Recently there's been some buzz about Google's allocation of employee time, the "70/20/10" split as reported by EWeek. Basically, employees spend 70% of their time working on main projects, 20% of their time working on adjacent projects (like Froogle, Google News, and other beta projects), and 10% of their time working on personal pet projects that may or may not pan out, may or may not be useful, but that are sure fun to play around with.
How brilliant! At other businesses, spending time off-project working on things you like would be called "wasting your time" or "being distracted at work." But Google calls it "innovation." THAT'S why Google is the hottest company out there right now, and will stay that way for a while. As Paul Allen put it:
"Most companies operate from the top-down. Managers tell employees what to do. Executives make all the resource allocation decisions. But Google has embraced a philosophy which I think can revolutionize the business world--if other companies are smart enough to adopt it. While the most talented, creative, and entrepreneurial people leave companies like Microsoft in frustration in order to start their own enterprises, Google has created an environment where the most talented, creative, and entrepreneurial employees can play in their own sandbox, attract attention and support from top management, and have their pet projected funded within the company.
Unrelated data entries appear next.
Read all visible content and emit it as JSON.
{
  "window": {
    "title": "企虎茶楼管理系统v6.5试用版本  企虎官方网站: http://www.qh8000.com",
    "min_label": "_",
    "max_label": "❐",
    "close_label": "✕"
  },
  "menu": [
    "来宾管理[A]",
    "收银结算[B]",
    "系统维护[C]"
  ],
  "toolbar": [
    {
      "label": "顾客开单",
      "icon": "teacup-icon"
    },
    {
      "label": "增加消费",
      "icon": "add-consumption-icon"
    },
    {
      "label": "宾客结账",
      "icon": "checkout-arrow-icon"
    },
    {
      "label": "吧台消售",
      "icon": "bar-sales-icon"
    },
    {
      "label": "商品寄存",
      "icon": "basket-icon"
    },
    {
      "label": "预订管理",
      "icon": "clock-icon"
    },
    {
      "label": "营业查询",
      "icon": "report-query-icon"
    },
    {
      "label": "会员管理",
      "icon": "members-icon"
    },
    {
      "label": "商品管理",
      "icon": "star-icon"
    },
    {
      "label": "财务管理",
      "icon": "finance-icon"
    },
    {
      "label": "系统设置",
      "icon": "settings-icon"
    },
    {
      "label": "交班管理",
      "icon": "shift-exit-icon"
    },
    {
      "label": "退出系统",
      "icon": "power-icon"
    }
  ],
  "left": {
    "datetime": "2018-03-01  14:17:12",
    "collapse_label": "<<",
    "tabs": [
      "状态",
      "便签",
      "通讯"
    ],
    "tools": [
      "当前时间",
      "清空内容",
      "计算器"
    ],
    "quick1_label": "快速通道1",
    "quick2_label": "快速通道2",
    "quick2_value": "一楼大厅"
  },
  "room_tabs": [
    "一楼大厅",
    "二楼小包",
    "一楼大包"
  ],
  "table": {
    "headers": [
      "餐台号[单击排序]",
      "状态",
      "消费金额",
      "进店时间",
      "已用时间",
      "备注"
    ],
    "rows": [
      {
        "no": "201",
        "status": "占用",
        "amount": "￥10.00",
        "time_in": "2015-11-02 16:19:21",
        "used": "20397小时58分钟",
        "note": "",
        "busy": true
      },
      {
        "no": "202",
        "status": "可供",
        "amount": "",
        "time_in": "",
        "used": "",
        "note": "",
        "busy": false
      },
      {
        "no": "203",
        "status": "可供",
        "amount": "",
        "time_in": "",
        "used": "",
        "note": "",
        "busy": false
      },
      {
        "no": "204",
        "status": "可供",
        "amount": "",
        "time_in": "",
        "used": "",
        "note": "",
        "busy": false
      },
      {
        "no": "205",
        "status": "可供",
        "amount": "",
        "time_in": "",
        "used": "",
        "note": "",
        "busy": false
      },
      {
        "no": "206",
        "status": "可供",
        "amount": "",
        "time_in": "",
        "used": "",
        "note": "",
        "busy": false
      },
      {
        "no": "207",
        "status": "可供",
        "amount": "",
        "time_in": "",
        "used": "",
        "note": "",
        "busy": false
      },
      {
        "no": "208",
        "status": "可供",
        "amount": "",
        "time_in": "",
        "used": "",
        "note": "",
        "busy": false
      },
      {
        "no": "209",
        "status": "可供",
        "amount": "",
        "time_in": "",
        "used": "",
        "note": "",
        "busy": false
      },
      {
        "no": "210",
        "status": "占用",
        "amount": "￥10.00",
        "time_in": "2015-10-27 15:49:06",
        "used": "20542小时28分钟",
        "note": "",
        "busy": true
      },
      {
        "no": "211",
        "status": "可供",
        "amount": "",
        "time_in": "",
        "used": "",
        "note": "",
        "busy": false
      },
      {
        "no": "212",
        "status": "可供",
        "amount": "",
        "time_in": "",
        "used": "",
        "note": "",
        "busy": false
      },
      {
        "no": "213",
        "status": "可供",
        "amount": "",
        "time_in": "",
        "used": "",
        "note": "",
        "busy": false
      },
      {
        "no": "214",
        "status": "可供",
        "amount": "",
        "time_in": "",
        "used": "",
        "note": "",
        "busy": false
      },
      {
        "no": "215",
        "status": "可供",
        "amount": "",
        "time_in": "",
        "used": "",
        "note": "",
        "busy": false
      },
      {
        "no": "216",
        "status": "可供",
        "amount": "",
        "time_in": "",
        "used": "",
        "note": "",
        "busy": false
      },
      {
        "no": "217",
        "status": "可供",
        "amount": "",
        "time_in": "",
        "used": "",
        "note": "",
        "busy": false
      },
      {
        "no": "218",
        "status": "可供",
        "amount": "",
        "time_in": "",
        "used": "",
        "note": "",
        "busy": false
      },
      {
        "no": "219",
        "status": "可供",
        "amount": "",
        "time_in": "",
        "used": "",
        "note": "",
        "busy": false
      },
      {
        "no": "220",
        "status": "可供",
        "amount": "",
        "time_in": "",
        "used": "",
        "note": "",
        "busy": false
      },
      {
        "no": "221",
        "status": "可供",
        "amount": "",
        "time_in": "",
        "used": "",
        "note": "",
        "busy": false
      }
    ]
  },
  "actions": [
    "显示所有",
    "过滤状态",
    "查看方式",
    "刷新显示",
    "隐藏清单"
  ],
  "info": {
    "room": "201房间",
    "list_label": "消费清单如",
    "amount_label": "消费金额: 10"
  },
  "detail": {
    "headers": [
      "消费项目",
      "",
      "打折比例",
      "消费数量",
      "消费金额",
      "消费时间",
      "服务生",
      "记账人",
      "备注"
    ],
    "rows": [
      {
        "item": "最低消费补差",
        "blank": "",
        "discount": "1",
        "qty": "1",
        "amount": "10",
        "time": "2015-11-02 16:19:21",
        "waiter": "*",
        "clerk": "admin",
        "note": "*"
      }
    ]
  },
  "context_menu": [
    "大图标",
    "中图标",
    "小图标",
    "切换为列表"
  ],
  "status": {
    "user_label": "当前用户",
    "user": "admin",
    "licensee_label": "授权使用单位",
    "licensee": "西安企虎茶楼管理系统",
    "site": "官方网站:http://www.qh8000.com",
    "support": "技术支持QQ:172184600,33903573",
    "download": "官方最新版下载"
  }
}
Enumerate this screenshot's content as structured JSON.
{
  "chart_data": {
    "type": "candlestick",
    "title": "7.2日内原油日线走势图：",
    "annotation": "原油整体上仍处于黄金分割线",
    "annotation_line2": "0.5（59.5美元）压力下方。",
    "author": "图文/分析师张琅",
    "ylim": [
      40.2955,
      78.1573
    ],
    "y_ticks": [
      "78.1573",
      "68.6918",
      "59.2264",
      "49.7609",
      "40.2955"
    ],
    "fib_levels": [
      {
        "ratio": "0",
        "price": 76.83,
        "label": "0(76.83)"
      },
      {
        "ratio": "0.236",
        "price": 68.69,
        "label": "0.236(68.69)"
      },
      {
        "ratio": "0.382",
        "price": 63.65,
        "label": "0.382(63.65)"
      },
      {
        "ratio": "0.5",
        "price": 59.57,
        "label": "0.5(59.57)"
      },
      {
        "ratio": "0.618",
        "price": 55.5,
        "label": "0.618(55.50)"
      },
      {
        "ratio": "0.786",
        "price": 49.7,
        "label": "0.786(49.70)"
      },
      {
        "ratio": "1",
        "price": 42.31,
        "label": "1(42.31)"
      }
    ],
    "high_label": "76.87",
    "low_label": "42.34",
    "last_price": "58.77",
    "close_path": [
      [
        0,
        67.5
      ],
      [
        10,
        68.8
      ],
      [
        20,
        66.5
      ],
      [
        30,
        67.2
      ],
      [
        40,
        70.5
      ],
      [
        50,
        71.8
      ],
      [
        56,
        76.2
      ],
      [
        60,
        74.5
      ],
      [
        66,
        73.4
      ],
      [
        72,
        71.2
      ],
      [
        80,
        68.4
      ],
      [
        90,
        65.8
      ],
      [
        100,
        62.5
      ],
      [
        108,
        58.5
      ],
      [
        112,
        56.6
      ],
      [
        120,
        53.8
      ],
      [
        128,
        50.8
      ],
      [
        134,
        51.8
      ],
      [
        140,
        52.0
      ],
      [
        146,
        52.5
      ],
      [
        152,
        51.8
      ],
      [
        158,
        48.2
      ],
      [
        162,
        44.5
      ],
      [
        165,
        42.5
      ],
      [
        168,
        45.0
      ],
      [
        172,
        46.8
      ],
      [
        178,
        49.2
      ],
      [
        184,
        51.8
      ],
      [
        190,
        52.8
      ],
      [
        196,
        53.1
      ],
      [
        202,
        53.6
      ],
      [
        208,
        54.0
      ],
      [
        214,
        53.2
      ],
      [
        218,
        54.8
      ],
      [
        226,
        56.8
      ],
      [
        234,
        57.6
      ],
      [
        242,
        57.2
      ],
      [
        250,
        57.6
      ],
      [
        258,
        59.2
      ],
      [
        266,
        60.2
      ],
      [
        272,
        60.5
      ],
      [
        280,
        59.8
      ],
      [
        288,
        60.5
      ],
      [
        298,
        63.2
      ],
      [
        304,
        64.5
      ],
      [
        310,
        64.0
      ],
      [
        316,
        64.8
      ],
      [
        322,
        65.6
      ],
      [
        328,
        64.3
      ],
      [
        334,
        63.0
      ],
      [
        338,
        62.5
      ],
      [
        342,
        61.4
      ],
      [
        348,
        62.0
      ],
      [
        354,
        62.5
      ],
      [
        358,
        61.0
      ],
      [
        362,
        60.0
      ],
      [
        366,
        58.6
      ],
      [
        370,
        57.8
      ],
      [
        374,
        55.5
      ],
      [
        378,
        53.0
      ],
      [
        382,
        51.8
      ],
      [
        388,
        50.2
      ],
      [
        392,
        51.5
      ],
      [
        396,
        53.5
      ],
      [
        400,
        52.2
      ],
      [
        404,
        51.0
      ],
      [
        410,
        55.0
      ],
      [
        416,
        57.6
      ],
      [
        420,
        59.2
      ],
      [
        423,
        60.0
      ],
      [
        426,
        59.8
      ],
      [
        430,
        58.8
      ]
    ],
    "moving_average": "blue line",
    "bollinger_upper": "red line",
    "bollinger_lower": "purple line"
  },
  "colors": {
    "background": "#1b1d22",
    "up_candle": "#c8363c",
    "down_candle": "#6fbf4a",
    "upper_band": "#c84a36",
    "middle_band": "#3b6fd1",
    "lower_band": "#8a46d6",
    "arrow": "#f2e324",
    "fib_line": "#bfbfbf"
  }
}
I understand that Larry and Sergei keep a list of the top 100 pet projects in the company. Many of the existing services which Google offers (including Orkut and Google News) were developed by employees. I expect to see hundreds more innovating and exciting free services coming from Google in the coming years. I see more innovation here than from almost all the other top internet companies combined."